When do I intervene? When I hear an argument about the computers, when patrons become abusive to staff or each other, when children behave in a way that is more appropriate to a playground than a library, when folks are having a loud conversation that is disturbing others, and when there is yelling of any sort. I seem to be hyper-sensitive to noise that is negative or denotes out-of-control or possibly destructive - whereas I must admit that my tolerance for the kind of noise caused by, say, a table of teens giggling and flirting between sporadic bursts of studying is probably higher than it should be. But if a patron complains about those teens in a polite and legitimate way, I'll ask those teens to keep it down so they don't bother others.
Cell phones don't bother me much. If a cell phone buzzes and a patron has one of those murmuring phone conversations (which I can't manage for the life of me - yes, I'm one of those people who can't help but speak loudly on a cell phone), then fine. If the phone rings at top volume, that's pretty annoying - but if the patron fumbles quickly for it and turns it off with a sheepish expression, I'm not going to say a word. I had a colleague who made a point of storming over to patrons the moment their cell phones rang and berating them loudly and peremptorily - not good. Loud cell phone conversations should be handled the way any loud conversation should be - by the librarian asking the patron politely to continue the conversation outside.
What I do hate are intercom systems being used to page librarians or other staff. Talk about loud and obnoxious noises! Does the whole library have to know that there's a reference call on line 2? There are better ways, surely...
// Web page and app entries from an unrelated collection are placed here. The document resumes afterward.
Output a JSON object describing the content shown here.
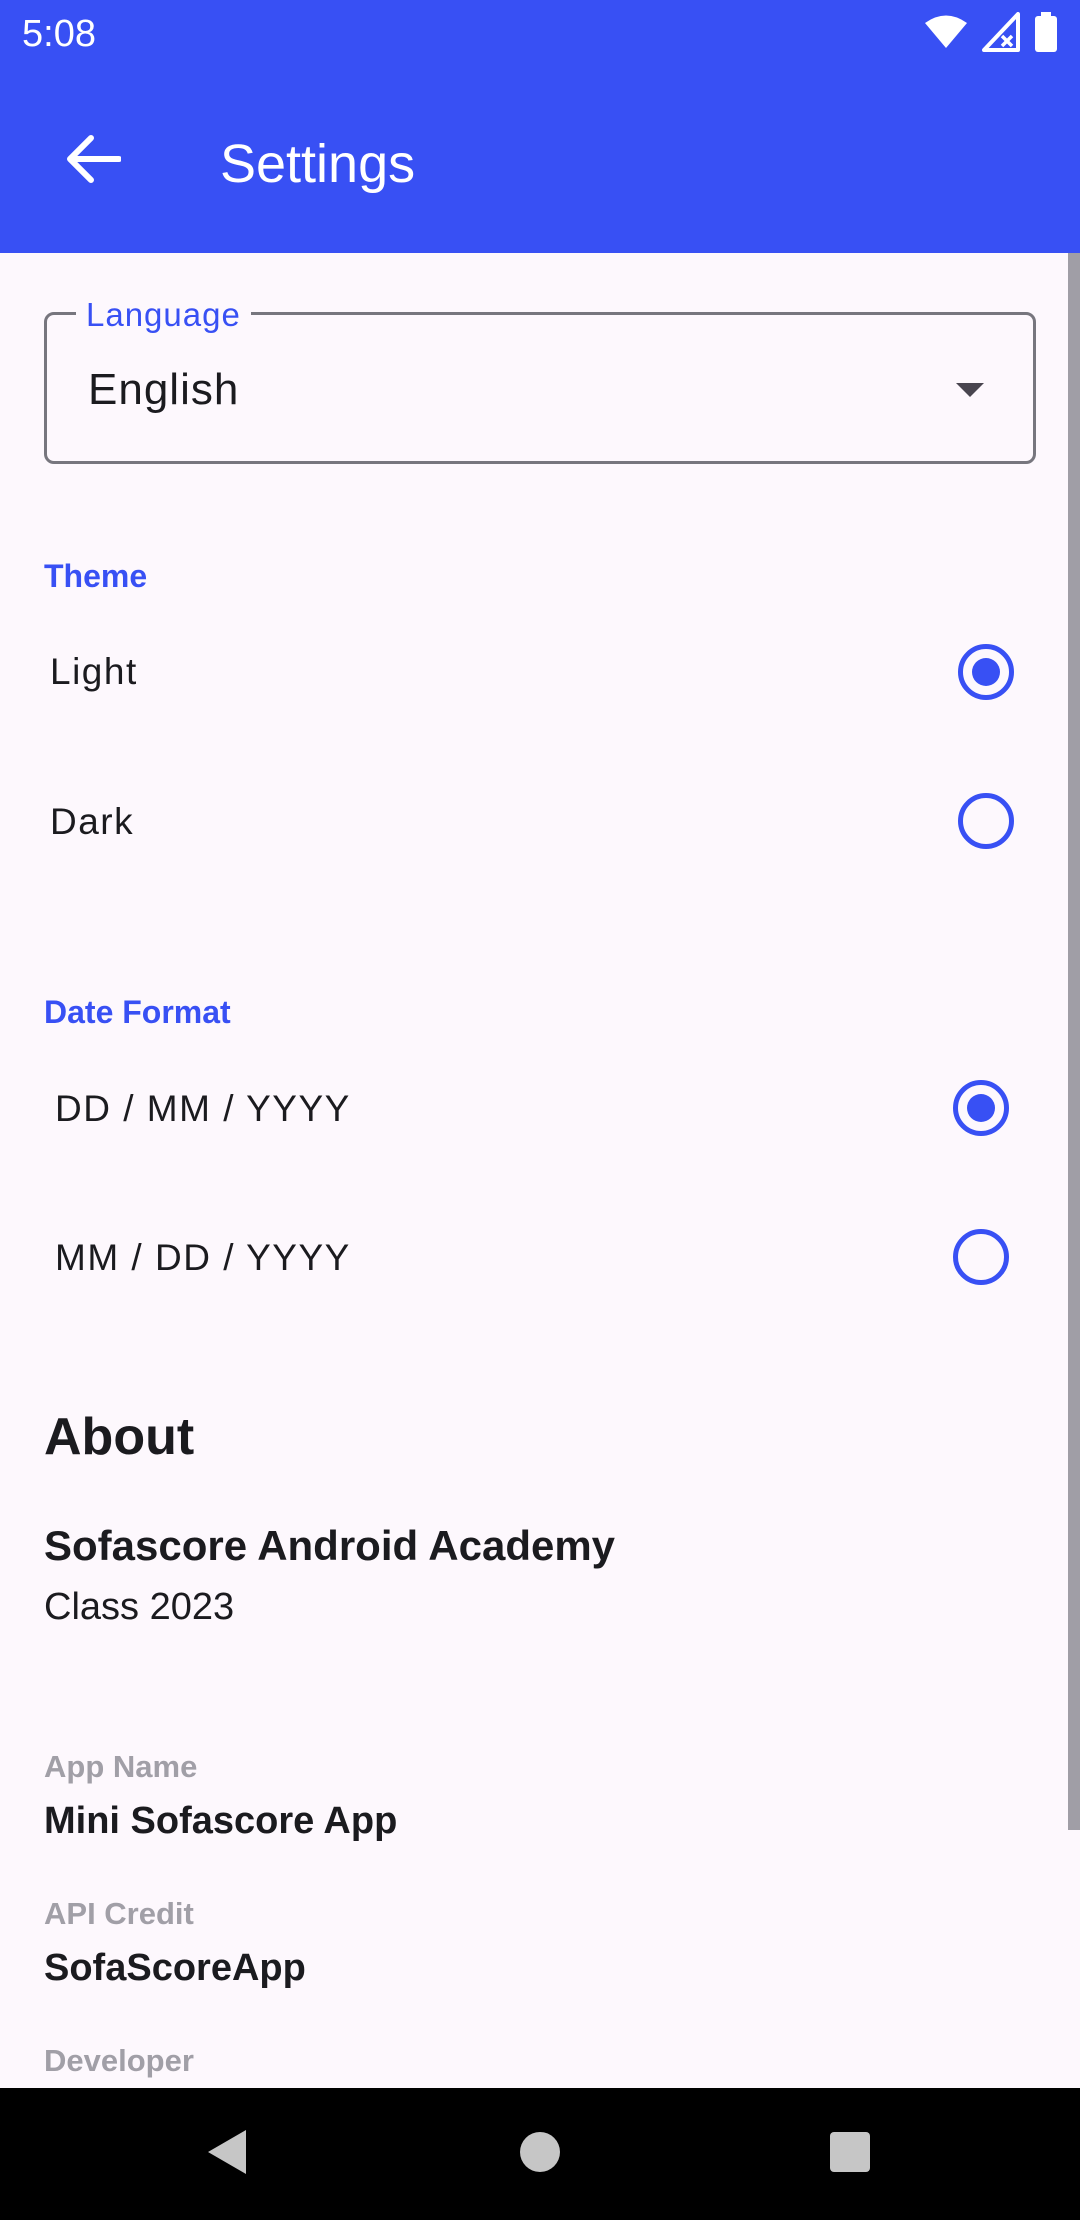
{
  "status_bar": {
    "time": "5:08",
    "icons": [
      "wifi-icon",
      "signal-off-icon",
      "battery-icon"
    ]
  },
  "app_bar": {
    "back_icon": "arrow-back-icon",
    "title": "Settings"
  },
  "language": {
    "label": "Language",
    "value": "English",
    "icon": "dropdown-arrow-icon"
  },
  "theme": {
    "title": "Theme",
    "options": [
      {
        "label": "Light",
        "selected": true
      },
      {
        "label": "Dark",
        "selected": false
      }
    ]
  },
  "date_format": {
    "title": "Date Format",
    "options": [
      {
        "label": "DD / MM / YYYY",
        "selected": true
      },
      {
        "label": "MM / DD / YYYY",
        "selected": false
      }
    ]
  },
  "about": {
    "title": "About",
    "org": "Sofascore Android Academy",
    "class": "Class 2023",
    "items": [
      {
        "label": "App Name",
        "value": "Mini Sofascore App"
      },
      {
        "label": "API Credit",
        "value": "SofaScoreApp"
      },
      {
        "label": "Developer",
        "value": ""
      }
    ]
  },
  "nav_bar": {
    "icons": [
      "nav-back-icon",
      "nav-home-icon",
      "nav-recents-icon"
    ]
  },
  "colors": {
    "primary": "#3850f4",
    "background": "#fdf8fd",
    "label_gray": "#a19fa7"
  }
}
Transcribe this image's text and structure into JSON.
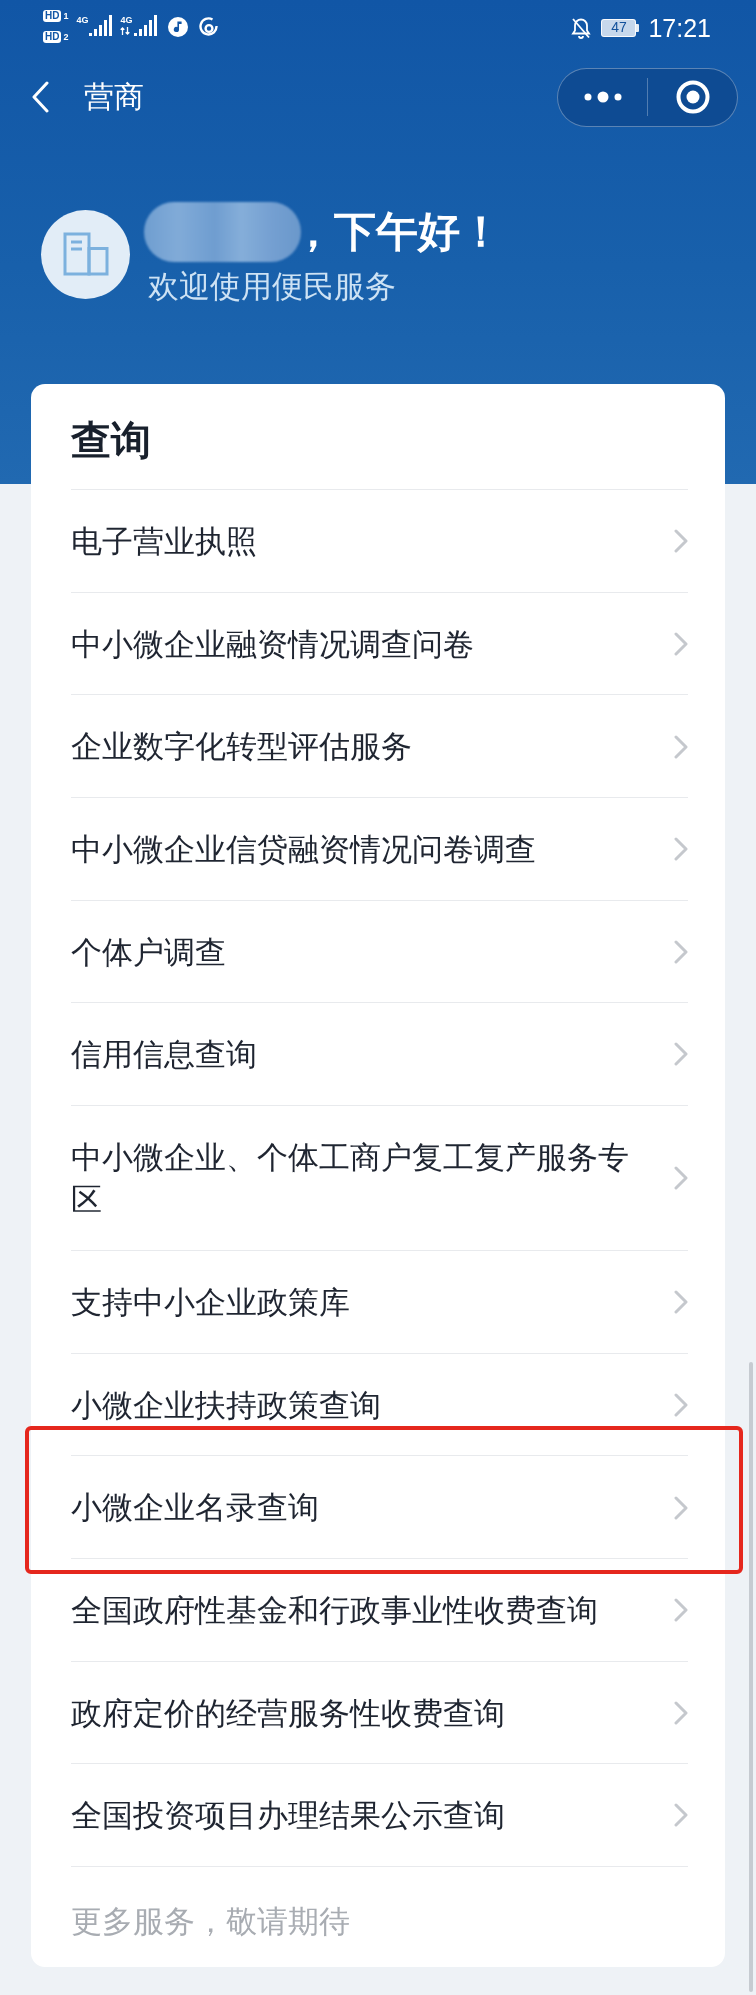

My library's Rules of Conduct don't deal with noise per se, although #3 prohibits "use of loud, abusive, threatening or insulting language" and # 13 suggests "to avoid disturbing other library users, mute the volume of electronic devices and use cell phones in the lobby or outside the library." Ironically, in the last two libraries I worked, conversations held in the lobby echoed horrifyingly throughout the library and were strenuously discouraged.
I suppose my point, if I have one at all, is that being hardnosed about noise is possible - but it isn't really constructive. Librarians should figure out what sort of noise is the result of a good and busy library - and then tolerate as much of that kind of noise as they can. This kind of noise might bother some people - but those people may just have to put up with it. We welcome everyone in the community, not just the very quiet ones, and so we must tolerate the noise as well.
And I must admit that, having bopped happily down the aisle at Trader Joe's to the strains of 70s funk or 80s pop, I sometimes think that it would be lovely to play some soft Miles Davis or Bach in the library. Oh, not really, I suppose - folks would hate it! But on the other hand, why not? A bit of soothing music might rub the sharp edges off loud noises, the way the sound of the surf at the beach makes everything else - seagulls shrieking, people laughing and talking and yellow, small planes putting across the sky towing banners - sound so muted and distant.
And now, back to my quiet, foggy Saturday afternoon. Ah...
Posted by Eva M